I can’t imagine how I would react if someone told me to write my book “How To Cash In As A Blogger” and give it out for free everyday. I probably would laugh in your face because I worked on it for over a year, from start to finish. Not that I plan to retire on it, but I won’t just give it out for free everyday. Or how a photographer would feel if they were asked to be a wedding photographer, and would be paid exposure/retweets in return. But it happens. I have lost count of the number of times I have been asked to work in return for exposure. To be fair, the silly requests have reduced. I guess bad news travels quickly and the PRs/brands now know not to contact me asking for such demands, but I still get them every now and again.The annoying part of it all is the paid individual contacting me, asking me to work for exposure. You are getting paid for your job, so why would you think I would want to work for you in return of exposure?

I recently turned down a big blogger outreach job down because the client had no interest in paying bloggers, and I knew I could not go ahead with the gig because I won’t work with me. Now please note I was offered a high hourly rate to do this job, but I could not bring myself to ask bloggers to share this client’s details on their blogs, and offer them nothing in return. It just felt wrong and I made sure the client knew this but I guess someone else will take the offer and start bombarding bloggers with crazy requests in return for ‘possible exposure’, not even guaranteed, so cheeky.

IMG_2988

 

After a great deal of thinking and soul searching, I have come up with a few reasons why creatives should not work for free, just incase you were wondering –

It doesn’t pay the bills
Let’s face it: creatives don’t only do what they do because they love it; they have to earn a living as well. Doing things for free will not get the bills paid or satisfy your household expenses. Retweets and likes do not pay the bills.

 It undermines the value of your ability and that of other creatives
Now I don’t know about you but this is a major reason for me. When you work for free, some clients will take your work for granted irrespective of how much time and effort you put into the project. And that’s how clients will start seeing other creatives too. Your work is valuable. Being paid acts as a sign of respect for your work and a reward for what you put in it. If you insist on working for free, its fine. 99% of the time, you will catch the client paying someone else who actually values their time and effort.

It does not create loyalty

I have been stupid enough to work for free thinking the client will use me again and this time pay me. It never happen. When you do free work, your clients will believe that you are fine with it and expect you to keep working for them for free. Eventually it makes it extremely difficult to ask for a reasonable fee for your work because they have already gotten used to not paying you. You are not worth any amount in their eyes.
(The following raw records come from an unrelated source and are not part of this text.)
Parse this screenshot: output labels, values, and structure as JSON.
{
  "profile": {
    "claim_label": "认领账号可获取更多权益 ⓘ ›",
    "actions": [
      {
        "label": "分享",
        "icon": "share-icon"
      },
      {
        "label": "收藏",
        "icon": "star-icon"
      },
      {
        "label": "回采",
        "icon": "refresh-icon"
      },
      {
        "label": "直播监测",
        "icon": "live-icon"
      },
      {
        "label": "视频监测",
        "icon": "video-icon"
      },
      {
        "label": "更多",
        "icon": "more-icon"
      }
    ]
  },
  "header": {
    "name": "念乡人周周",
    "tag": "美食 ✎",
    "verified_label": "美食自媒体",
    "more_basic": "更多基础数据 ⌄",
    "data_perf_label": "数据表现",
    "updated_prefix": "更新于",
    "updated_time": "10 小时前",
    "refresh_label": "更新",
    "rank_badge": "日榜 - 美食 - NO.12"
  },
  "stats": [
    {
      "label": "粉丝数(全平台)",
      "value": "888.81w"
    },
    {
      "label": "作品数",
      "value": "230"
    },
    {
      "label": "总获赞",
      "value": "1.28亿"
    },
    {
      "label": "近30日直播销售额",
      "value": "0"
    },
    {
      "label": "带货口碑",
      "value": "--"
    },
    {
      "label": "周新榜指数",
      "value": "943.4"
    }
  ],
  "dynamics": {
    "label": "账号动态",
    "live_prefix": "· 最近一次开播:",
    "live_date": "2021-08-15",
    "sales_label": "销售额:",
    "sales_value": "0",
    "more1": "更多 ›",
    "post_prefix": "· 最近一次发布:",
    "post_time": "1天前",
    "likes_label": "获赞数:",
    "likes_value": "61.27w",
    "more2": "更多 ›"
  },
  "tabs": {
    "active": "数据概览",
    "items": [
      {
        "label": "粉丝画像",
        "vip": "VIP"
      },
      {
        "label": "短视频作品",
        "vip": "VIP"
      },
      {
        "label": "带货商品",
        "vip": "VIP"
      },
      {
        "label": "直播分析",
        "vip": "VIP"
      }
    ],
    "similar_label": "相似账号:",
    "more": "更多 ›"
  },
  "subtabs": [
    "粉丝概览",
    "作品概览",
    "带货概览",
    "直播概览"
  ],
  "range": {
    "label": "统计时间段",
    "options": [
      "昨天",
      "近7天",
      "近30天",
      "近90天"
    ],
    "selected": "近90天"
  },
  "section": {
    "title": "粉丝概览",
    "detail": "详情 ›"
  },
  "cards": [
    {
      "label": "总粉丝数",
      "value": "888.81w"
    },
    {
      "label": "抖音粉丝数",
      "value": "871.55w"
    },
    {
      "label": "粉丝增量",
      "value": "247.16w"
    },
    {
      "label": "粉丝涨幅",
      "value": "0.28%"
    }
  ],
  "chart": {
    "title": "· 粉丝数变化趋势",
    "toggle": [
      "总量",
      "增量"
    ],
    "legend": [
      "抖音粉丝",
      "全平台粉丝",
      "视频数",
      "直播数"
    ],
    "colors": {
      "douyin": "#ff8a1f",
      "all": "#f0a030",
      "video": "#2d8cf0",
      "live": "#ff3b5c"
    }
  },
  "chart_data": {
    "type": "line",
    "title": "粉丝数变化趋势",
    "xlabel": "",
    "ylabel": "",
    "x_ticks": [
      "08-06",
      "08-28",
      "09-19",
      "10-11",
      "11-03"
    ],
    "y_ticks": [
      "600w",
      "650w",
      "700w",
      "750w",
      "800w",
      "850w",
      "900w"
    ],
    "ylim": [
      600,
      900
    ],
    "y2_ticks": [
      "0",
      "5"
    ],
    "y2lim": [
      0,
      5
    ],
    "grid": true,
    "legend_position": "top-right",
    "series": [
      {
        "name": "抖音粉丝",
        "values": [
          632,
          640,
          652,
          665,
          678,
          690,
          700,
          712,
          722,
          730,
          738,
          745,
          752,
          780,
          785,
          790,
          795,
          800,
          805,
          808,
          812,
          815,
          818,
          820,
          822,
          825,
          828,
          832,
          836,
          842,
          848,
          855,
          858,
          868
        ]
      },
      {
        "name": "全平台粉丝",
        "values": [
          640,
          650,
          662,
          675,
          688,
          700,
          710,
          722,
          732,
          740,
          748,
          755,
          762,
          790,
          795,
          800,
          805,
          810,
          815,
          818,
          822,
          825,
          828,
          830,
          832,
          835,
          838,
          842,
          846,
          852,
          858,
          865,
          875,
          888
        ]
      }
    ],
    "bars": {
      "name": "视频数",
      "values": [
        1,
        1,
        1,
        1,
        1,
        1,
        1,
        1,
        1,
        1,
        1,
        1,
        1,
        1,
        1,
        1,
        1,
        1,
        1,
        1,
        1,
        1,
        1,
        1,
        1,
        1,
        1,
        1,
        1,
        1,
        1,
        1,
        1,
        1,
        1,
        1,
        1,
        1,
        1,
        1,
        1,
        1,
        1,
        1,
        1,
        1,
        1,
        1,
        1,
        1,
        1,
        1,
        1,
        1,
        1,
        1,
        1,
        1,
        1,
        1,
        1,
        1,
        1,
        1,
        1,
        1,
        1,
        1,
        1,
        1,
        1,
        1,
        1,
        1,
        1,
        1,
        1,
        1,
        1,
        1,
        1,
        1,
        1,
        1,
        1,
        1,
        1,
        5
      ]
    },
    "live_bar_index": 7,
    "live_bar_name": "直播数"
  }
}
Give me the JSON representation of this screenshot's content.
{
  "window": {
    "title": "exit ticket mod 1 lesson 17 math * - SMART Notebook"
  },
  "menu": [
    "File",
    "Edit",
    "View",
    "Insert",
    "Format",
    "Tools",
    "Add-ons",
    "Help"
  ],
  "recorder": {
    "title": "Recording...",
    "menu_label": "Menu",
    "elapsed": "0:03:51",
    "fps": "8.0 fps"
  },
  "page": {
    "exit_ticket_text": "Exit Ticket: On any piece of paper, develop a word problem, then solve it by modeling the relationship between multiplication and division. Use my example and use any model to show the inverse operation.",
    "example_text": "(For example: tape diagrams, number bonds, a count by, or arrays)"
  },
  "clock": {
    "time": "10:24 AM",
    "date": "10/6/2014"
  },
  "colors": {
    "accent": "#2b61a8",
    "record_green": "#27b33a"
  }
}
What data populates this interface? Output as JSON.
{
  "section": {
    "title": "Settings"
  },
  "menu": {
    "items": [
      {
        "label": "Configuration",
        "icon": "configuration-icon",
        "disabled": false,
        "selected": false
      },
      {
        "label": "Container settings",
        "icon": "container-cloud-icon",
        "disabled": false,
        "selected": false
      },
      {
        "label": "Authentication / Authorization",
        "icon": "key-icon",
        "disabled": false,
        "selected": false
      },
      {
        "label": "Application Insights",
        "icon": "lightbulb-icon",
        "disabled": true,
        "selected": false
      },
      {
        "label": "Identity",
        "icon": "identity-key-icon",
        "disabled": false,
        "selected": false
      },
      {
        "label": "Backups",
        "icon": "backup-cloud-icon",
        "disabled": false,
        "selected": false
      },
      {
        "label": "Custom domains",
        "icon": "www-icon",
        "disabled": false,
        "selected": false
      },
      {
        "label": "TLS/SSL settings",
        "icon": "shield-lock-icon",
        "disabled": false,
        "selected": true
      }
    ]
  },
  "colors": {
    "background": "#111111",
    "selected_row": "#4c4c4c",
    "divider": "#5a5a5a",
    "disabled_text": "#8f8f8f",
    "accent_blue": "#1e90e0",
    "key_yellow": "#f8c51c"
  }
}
It wastes your time
Working for free robs you of the time to do something more productive like pitching to potential clients, building relationships or taking care of your business and actually getting paid.

It makes it difficult to define boundaries for your work
When you work for free, you can’t define how much time you should spend on the project and how much you should put into it. In the end it gives clients room to add more specs to the project, which robs you of more time.

So before you accept to work for free, take a breather and ask yourself “How will it benefit me?” If you do choose to work for free, make sure you make it work to your advantage. You are giving more than your time and ability. You are giving away your skills and talent for free. Wise up!

What are your thoughts on working in return for exposure? Free feel to share your stories in the comment section. All opinions are welcome.

error: Content is protected !!